Problem details: Scan the entries below for the word "Teilschnittgrößenverfahren". Copy each line that has it.

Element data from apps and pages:
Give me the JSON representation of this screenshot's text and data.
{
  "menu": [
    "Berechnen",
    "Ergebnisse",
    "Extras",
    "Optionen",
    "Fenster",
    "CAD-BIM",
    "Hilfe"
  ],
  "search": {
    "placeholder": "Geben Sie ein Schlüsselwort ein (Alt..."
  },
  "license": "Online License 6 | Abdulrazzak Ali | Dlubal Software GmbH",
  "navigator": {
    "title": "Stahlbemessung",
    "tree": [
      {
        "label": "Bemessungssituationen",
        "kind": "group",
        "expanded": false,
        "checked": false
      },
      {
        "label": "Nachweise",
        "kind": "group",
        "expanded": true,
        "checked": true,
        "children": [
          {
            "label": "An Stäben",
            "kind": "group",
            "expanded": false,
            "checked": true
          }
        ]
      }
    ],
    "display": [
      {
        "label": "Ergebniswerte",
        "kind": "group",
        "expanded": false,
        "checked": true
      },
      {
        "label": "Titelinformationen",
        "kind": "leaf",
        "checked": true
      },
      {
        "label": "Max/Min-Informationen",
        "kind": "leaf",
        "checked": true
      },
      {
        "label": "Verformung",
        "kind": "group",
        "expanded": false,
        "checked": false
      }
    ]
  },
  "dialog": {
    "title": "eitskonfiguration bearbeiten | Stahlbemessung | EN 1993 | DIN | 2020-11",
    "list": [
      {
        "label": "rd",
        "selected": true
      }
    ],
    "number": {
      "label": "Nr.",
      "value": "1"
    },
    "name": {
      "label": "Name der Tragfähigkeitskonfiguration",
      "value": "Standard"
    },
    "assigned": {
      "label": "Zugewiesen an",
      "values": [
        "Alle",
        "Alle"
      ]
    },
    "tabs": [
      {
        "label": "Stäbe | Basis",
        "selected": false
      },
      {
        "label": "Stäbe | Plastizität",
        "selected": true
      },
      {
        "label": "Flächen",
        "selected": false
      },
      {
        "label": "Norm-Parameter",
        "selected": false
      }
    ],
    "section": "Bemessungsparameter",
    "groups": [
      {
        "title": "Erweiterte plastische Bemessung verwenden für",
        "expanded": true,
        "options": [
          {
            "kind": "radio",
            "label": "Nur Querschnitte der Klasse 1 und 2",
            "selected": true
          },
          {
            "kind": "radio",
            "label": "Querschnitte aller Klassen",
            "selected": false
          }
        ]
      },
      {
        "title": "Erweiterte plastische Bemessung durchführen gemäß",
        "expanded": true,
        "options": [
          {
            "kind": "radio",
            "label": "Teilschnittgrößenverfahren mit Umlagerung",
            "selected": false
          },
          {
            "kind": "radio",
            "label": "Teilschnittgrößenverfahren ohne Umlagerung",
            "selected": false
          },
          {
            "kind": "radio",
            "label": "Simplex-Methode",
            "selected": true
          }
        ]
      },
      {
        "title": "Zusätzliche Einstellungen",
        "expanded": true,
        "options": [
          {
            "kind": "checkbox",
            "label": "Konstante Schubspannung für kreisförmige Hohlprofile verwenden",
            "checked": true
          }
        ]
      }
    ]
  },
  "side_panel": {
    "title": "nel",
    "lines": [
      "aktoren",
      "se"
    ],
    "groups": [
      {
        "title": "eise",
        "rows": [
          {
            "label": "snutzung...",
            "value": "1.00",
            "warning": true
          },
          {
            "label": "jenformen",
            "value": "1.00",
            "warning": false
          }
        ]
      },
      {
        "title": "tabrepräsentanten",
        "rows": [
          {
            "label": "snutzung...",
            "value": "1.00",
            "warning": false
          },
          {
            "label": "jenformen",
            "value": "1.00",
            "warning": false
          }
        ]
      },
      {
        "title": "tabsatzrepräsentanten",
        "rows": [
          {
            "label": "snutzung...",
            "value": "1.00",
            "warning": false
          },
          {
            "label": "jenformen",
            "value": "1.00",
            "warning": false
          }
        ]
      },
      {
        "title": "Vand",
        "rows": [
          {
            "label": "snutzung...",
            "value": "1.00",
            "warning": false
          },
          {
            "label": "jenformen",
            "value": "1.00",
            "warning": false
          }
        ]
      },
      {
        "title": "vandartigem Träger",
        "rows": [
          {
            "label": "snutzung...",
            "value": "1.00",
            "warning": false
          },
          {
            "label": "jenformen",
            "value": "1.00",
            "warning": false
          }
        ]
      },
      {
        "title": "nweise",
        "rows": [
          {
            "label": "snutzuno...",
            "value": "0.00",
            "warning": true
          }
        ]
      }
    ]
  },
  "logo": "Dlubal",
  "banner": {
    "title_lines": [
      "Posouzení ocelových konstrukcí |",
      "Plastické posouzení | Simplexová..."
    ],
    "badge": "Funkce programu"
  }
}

Answer to this problem:
            "label": "Teilschnittgrößenverfahren mit Umlagerung",
            "label": "Teilschnittgrößenverfahren ohne Umlagerung",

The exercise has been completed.